By Nadine Long
The image that most often comes to mind when we think of self storage facilities is rows and rows of garage doors. But beneath that none-too-exciting exterior, storage facilities are the perfect incubators for new energy technologies.
Green buildings can use one-third less energy and half the water of standard buildings, and self storage facilities are the perfect testing grounds for energy conservation.
The most obvious green technology for storage facilities to implement is solar energy. Their typical structure is perfect for solar panels: rows of standardized buildings with flat roofs. StorageMart, a major self storage company, has invested in solar panels at their Toronto locations, spurred by so-called net metering rules in Canada that require utilities to purchase energy generated from renewable sources (most U.S. states have similar laws).
Because storage facilities use relatively little energy (the electricity in individual units is off most of the time), the possibility of generating excess energy to sell back to the utility is high.

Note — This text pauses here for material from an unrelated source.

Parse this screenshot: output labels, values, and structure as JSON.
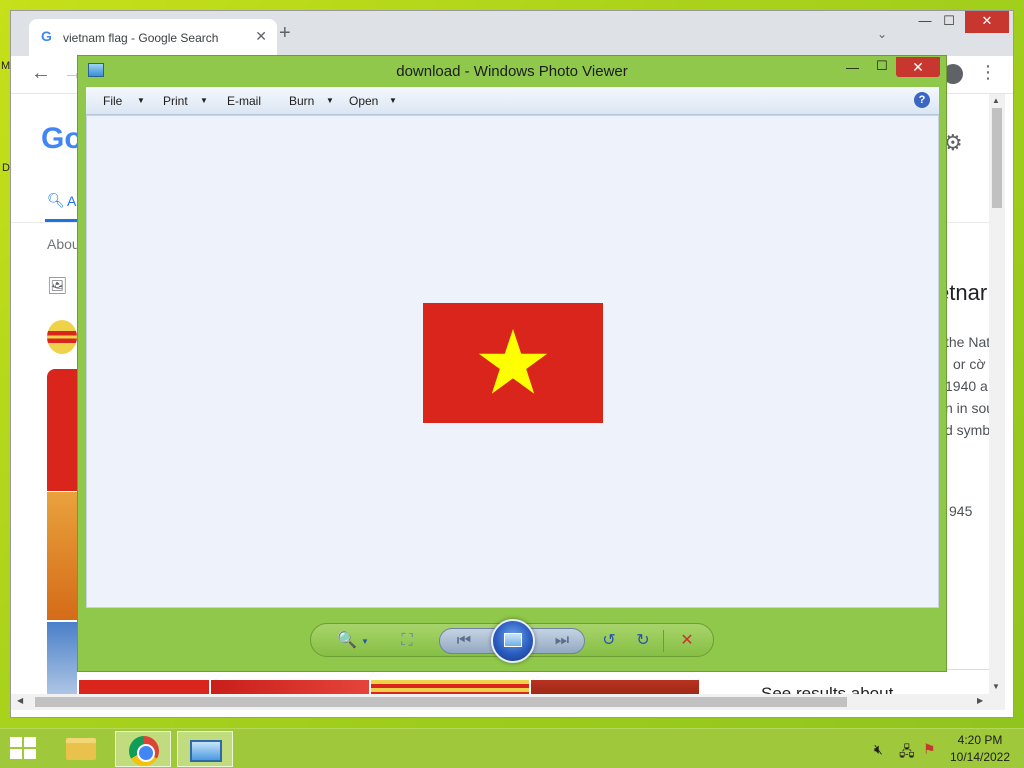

Before installing any panels, facility owners do need to be aware of any potential caps on how much electricity the utility will buy, so check with your local provider.
Beyond green energy, storage facility owners are increasingly considering the wider environmental impacts of their businesses. Last year, a storage facility in Hawaii made an agreement with the Hawaiian Islands Land Trust to not develop on 1,276 acres of land next to their business. Big Yellow Self Storage in Bromley, a borough of London, recently received an Environmental Award for its many improvements, including creating garden areas for water runoff to naturally purify it, instead of sending it rushing into the sewer system, where it can carry toxins like oil residue from pavement.
As many businesses continue to move toward more green practices, storage facilities can contribute through simple changes like replacing lighting with fluorescent bulbs, setting up on-site recycling centers, and building new facilities or sections with recycled materials (learn more about energy-efficient and green lighting practices with this book by National Geographic’s Brian Clark Howard). As one example, Boulder Self Storage in Boulder, Colorado, uses recyclable building materials, solar panels to charge their facility and golf carts, and lights set on motion sensors to save energy.
As consumers show preference for more and more green products (there are even tips for how to be green while storing), storage facilities will follow suit.